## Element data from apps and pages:
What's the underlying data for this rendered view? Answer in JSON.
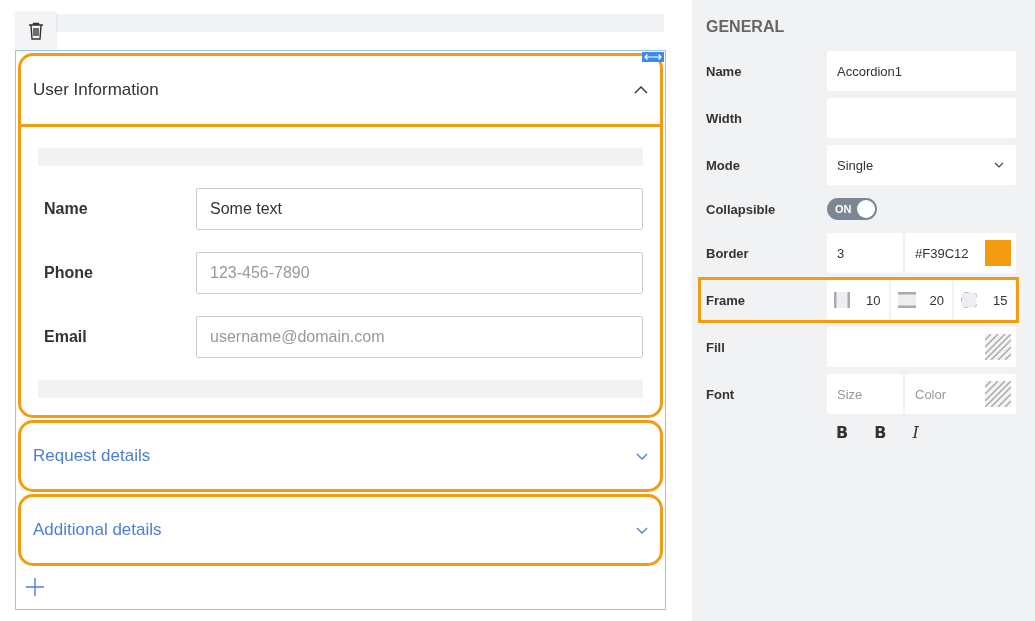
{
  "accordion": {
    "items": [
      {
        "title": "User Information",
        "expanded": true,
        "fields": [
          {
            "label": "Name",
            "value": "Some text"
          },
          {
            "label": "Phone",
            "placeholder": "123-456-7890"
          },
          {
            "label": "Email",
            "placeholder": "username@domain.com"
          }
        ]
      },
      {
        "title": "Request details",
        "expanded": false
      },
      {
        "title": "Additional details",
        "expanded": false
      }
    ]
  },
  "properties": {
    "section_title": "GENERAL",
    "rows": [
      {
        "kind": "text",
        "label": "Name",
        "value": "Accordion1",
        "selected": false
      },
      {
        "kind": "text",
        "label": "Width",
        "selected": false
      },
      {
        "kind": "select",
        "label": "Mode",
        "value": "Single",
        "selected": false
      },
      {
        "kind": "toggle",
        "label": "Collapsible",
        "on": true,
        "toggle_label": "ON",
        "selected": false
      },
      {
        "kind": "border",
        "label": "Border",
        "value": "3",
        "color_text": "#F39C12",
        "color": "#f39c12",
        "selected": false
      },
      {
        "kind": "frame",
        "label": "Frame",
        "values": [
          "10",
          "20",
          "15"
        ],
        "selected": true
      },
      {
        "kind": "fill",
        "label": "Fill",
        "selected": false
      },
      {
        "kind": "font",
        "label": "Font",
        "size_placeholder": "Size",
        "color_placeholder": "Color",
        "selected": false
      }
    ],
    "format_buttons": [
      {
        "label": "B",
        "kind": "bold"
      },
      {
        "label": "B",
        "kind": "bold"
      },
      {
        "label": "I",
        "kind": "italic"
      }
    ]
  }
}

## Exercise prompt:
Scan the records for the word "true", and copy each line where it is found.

## Output below:
        "expanded": true,
        "on": true,
        "selected": true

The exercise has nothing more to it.